(DATA EXTRACTS Opens)

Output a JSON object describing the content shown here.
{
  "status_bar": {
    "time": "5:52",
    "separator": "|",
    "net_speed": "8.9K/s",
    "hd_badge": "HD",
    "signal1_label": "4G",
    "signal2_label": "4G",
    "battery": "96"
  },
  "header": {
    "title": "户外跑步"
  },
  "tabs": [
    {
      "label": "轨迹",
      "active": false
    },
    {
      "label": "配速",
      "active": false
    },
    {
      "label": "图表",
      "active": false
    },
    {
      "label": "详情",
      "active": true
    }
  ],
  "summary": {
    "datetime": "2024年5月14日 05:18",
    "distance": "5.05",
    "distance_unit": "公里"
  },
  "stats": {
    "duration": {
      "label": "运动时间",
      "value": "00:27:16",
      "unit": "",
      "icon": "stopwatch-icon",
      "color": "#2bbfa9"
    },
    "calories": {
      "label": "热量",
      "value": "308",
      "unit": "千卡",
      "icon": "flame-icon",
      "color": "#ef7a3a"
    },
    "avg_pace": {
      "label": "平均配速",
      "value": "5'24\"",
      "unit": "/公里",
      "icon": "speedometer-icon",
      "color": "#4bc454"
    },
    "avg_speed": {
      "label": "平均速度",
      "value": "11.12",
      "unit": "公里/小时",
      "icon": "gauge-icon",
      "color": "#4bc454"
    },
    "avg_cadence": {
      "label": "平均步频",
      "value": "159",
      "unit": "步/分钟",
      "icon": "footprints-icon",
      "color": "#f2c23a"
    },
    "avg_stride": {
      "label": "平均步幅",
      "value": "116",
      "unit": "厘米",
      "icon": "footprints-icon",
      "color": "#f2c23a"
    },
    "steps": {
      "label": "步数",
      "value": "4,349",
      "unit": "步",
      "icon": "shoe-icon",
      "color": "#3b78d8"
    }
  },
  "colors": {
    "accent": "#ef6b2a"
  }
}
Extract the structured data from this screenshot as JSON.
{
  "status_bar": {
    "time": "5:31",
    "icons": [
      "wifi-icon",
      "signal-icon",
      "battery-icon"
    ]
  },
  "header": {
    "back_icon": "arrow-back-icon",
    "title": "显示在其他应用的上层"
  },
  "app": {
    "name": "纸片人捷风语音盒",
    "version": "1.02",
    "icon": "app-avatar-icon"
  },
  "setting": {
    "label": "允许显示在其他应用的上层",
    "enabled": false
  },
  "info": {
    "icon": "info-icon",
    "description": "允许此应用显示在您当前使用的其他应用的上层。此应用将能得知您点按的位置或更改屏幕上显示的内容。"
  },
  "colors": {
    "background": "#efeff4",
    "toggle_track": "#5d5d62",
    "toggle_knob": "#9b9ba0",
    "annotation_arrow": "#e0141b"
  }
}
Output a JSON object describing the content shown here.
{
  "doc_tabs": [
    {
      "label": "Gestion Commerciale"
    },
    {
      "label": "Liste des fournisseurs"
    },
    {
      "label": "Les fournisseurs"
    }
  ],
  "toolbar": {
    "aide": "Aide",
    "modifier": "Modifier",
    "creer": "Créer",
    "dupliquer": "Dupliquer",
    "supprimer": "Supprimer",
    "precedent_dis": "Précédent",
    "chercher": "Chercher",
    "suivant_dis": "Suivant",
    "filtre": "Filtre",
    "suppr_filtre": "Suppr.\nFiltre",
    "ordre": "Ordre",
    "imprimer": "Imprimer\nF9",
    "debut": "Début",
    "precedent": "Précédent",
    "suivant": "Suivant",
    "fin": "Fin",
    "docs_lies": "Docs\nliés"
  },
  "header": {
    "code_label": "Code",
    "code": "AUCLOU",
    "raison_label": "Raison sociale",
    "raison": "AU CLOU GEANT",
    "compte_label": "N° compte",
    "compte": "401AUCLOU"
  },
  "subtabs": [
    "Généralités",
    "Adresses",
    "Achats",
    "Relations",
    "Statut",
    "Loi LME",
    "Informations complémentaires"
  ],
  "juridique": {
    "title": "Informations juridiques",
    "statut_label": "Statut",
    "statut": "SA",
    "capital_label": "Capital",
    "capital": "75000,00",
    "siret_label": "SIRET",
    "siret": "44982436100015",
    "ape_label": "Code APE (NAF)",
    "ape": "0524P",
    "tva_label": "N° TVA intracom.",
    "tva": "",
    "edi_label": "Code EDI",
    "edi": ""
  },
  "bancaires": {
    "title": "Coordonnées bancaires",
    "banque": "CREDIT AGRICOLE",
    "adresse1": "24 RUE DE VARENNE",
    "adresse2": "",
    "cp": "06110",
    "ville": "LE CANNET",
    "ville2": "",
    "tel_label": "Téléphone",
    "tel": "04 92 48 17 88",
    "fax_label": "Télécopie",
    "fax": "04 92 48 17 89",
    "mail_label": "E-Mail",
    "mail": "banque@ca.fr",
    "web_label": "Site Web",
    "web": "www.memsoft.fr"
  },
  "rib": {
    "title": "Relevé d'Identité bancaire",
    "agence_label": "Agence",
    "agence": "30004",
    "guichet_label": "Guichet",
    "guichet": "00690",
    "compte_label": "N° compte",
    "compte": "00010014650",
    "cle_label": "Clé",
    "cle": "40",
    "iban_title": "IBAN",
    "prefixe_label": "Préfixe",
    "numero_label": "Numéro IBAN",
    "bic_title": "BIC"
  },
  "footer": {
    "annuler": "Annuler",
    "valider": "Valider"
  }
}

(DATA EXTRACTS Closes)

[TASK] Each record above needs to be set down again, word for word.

[SOLUTION BELOW]
Output a JSON object describing the content shown here.
{
  "status_bar": {
    "time": "5:52",
    "separator": "|",
    "net_speed": "8.9K/s",
    "hd_badge": "HD",
    "signal1_label": "4G",
    "signal2_label": "4G",
    "battery": "96"
  },
  "header": {
    "title": "户外跑步"
  },
  "tabs": [
    {
      "label": "轨迹",
      "active": false
    },
    {
      "label": "配速",
      "active": false
    },
    {
      "label": "图表",
      "active": false
    },
    {
      "label": "详情",
      "active": true
    }
  ],
  "summary": {
    "datetime": "2024年5月14日 05:18",
    "distance": "5.05",
    "distance_unit": "公里"
  },
  "stats": {
    "duration": {
      "label": "运动时间",
      "value": "00:27:16",
      "unit": "",
      "icon": "stopwatch-icon",
      "color": "#2bbfa9"
    },
    "calories": {
      "label": "热量",
      "value": "308",
      "unit": "千卡",
      "icon": "flame-icon",
      "color": "#ef7a3a"
    },
    "avg_pace": {
      "label": "平均配速",
      "value": "5'24\"",
      "unit": "/公里",
      "icon": "speedometer-icon",
      "color": "#4bc454"
    },
    "avg_speed": {
      "label": "平均速度",
      "value": "11.12",
      "unit": "公里/小时",
      "icon": "gauge-icon",
      "color": "#4bc454"
    },
    "avg_cadence": {
      "label": "平均步频",
      "value": "159",
      "unit": "步/分钟",
      "icon": "footprints-icon",
      "color": "#f2c23a"
    },
    "avg_stride": {
      "label": "平均步幅",
      "value": "116",
      "unit": "厘米",
      "icon": "footprints-icon",
      "color": "#f2c23a"
    },
    "steps": {
      "label": "步数",
      "value": "4,349",
      "unit": "步",
      "icon": "shoe-icon",
      "color": "#3b78d8"
    }
  },
  "colors": {
    "accent": "#ef6b2a"
  }
}
Extract the structured data from this screenshot as JSON.
{
  "status_bar": {
    "time": "5:31",
    "icons": [
      "wifi-icon",
      "signal-icon",
      "battery-icon"
    ]
  },
  "header": {
    "back_icon": "arrow-back-icon",
    "title": "显示在其他应用的上层"
  },
  "app": {
    "name": "纸片人捷风语音盒",
    "version": "1.02",
    "icon": "app-avatar-icon"
  },
  "setting": {
    "label": "允许显示在其他应用的上层",
    "enabled": false
  },
  "info": {
    "icon": "info-icon",
    "description": "允许此应用显示在您当前使用的其他应用的上层。此应用将能得知您点按的位置或更改屏幕上显示的内容。"
  },
  "colors": {
    "background": "#efeff4",
    "toggle_track": "#5d5d62",
    "toggle_knob": "#9b9ba0",
    "annotation_arrow": "#e0141b"
  }
}
Output a JSON object describing the content shown here.
{
  "doc_tabs": [
    {
      "label": "Gestion Commerciale"
    },
    {
      "label": "Liste des fournisseurs"
    },
    {
      "label": "Les fournisseurs"
    }
  ],
  "toolbar": {
    "aide": "Aide",
    "modifier": "Modifier",
    "creer": "Créer",
    "dupliquer": "Dupliquer",
    "supprimer": "Supprimer",
    "precedent_dis": "Précédent",
    "chercher": "Chercher",
    "suivant_dis": "Suivant",
    "filtre": "Filtre",
    "suppr_filtre": "Suppr.\nFiltre",
    "ordre": "Ordre",
    "imprimer": "Imprimer\nF9",
    "debut": "Début",
    "precedent": "Précédent",
    "suivant": "Suivant",
    "fin": "Fin",
    "docs_lies": "Docs\nliés"
  },
  "header": {
    "code_label": "Code",
    "code": "AUCLOU",
    "raison_label": "Raison sociale",
    "raison": "AU CLOU GEANT",
    "compte_label": "N° compte",
    "compte": "401AUCLOU"
  },
  "subtabs": [
    "Généralités",
    "Adresses",
    "Achats",
    "Relations",
    "Statut",
    "Loi LME",
    "Informations complémentaires"
  ],
  "juridique": {
    "title": "Informations juridiques",
    "statut_label": "Statut",
    "statut": "SA",
    "capital_label": "Capital",
    "capital": "75000,00",
    "siret_label": "SIRET",
    "siret": "44982436100015",
    "ape_label": "Code APE (NAF)",
    "ape": "0524P",
    "tva_label": "N° TVA intracom.",
    "tva": "",
    "edi_label": "Code EDI",
    "edi": ""
  },
  "bancaires": {
    "title": "Coordonnées bancaires",
    "banque": "CREDIT AGRICOLE",
    "adresse1": "24 RUE DE VARENNE",
    "adresse2": "",
    "cp": "06110",
    "ville": "LE CANNET",
    "ville2": "",
    "tel_label": "Téléphone",
    "tel": "04 92 48 17 88",
    "fax_label": "Télécopie",
    "fax": "04 92 48 17 89",
    "mail_label": "E-Mail",
    "mail": "banque@ca.fr",
    "web_label": "Site Web",
    "web": "www.memsoft.fr"
  },
  "rib": {
    "title": "Relevé d'Identité bancaire",
    "agence_label": "Agence",
    "agence": "30004",
    "guichet_label": "Guichet",
    "guichet": "00690",
    "compte_label": "N° compte",
    "compte": "00010014650",
    "cle_label": "Clé",
    "cle": "40",
    "iban_title": "IBAN",
    "prefixe_label": "Préfixe",
    "numero_label": "Numéro IBAN",
    "bic_title": "BIC"
  },
  "footer": {
    "annuler": "Annuler",
    "valider": "Valider"
  }
}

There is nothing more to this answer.